The cows we have right now are a motley assortment: we found Twister (¾ Jersey, ¼ Holstein) and Beignet (Jersey) on Craigslist, while the two Holstein steers and Cascabel (½ Jersey, ½ Holstein) came from two different dairy farmers Laura met through her thesis work. Every now and then another heifer or cow will come up on Craigslist, but we think that will no longer be the best option for us as we start to look for purebred animals with known lineages.
Cascabel is our only heifer whose history we know – specifically her mother and grandmother’s production, health, and longevity – so we know what to expect from her. The other two we just are not sure. Beignet came from a cow that was from a production dairy in Oregon. Twister was on a cow with three other calves and when we got her she was pretty undernourished and needed a lot of TLC before she started growing. Because we both want a herd of solid, high quality animals, we have changed our purchasing goals and are now planning on going further afield to build our herd. By no means do we regret purchasing Twister and Beignet, who are growing up to be sweet, well-built animals who are super grazers.

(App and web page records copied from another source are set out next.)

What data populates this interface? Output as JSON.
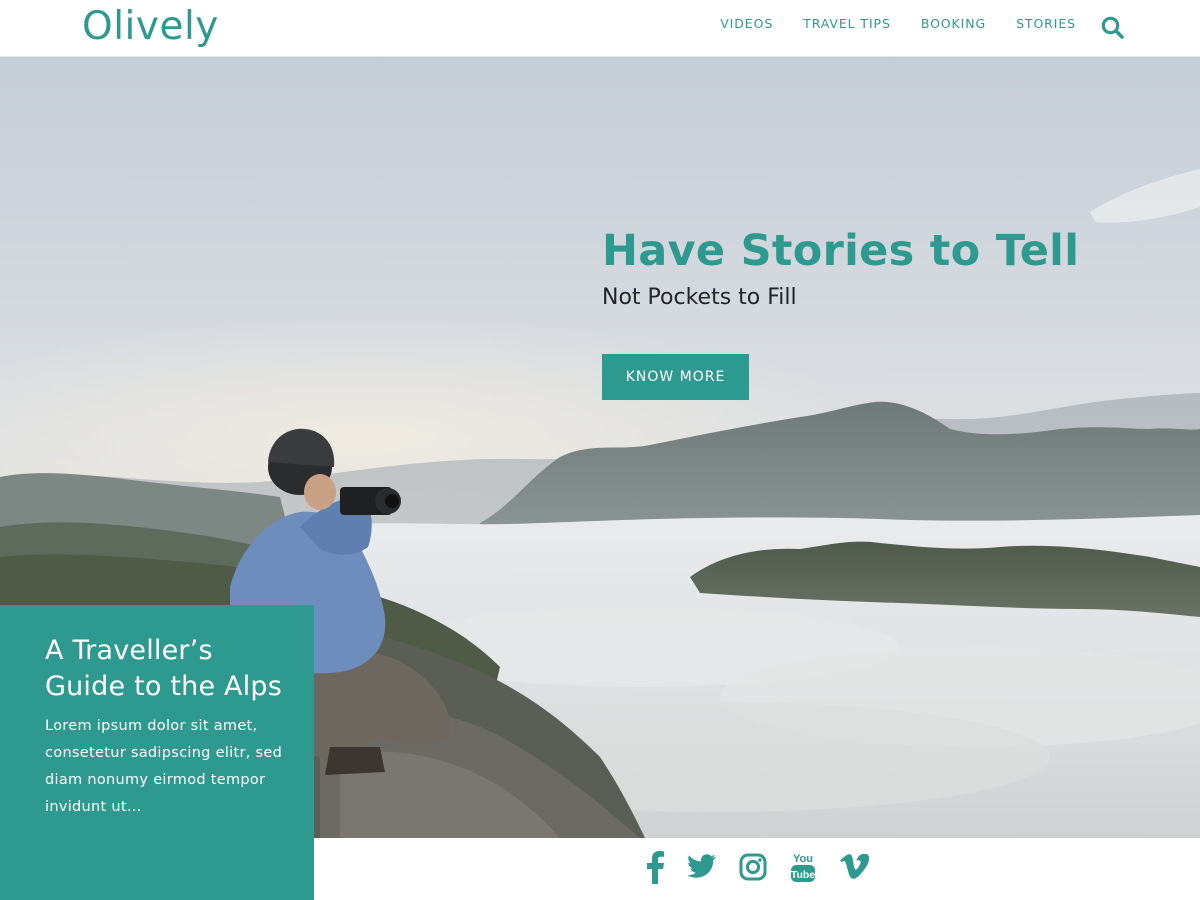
{
  "brand": {
    "name": "Olively",
    "accent_color": "#2e9a8f",
    "text_color": "#222628"
  },
  "nav": {
    "items": [
      {
        "label": "VIDEOS"
      },
      {
        "label": "TRAVEL TIPS"
      },
      {
        "label": "BOOKING"
      },
      {
        "label": "STORIES"
      }
    ],
    "search_icon": "search-icon"
  },
  "hero": {
    "title": "Have Stories to Tell",
    "subtitle": "Not Pockets to Fill",
    "cta_label": "KNOW MORE",
    "background": "photographer-on-mountain-cliff-above-clouds"
  },
  "feature": {
    "title": "A Traveller’s Guide to the Alps",
    "excerpt": "Lorem ipsum dolor sit amet, consetetur sadipscing elitr, sed diam nonumy eirmod tempor invidunt ut…"
  },
  "social": {
    "icons": [
      "facebook-icon",
      "twitter-icon",
      "instagram-icon",
      "youtube-icon",
      "vimeo-icon"
    ]
  }
}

As we buy additional animals, we will be looking for cows and heifers that are purebred Jersey. In our pasture management system, we need cows that will be active grazers even during the heat of day, calve easily, and produce milk with high levels of butterfat and protein. We are both really interested in breeding high-quality, pasture appropriate animals and so we are learning more about New Zealand genetics, known for their focus on pasture performance and high-component milk.
Working on the dairies in Vermont, where all the cows were registered and their lineages well-understood, the impact of good breeding choices was clear. The cows lived long, productive lives, had excellent conformation, made lots of milk, and had calves that could be sold for additional income. Laura thinks that a herd of Jerseys grazing in a green field is quite a lovely sight to behold.
At the same time we want to breed show-quality Jerseys, we are interested in bringing in two breeds that are not well-known on this side of the country.
Connie is enamored with Normandes, a French breed well-known for their rich milk and performance on pasture. We visited a dairy in Massachusetts that used Normandes and even with the calves nursing on the cows, the girls were producing upwards of 40 pounds of milk a day, which is quite impressive. The Normandes are a little funny looking in a way that is very endearing, and we think they would do really well in Montana.
Laura is determined to start a small, pure bred herd of Canadiennes, the only dairy breed developed in North America and specifically suited to grazing in the harsh, cold weather of Quebec. Canadiennes are a rare breed on the critical list for the American Livestock Breeds Conservancy with less than 500 pure animals in all of North America. The closest Normande herds are in Wisconsin, while there are a handful of Canadiennes in New England – a cow collecting road trip might be in order.
Until next time, the girls of the Golden Yoke.
Thanks to Stonyfield, Profits for the Planet, for funding the 2013 Bootstrap blog series.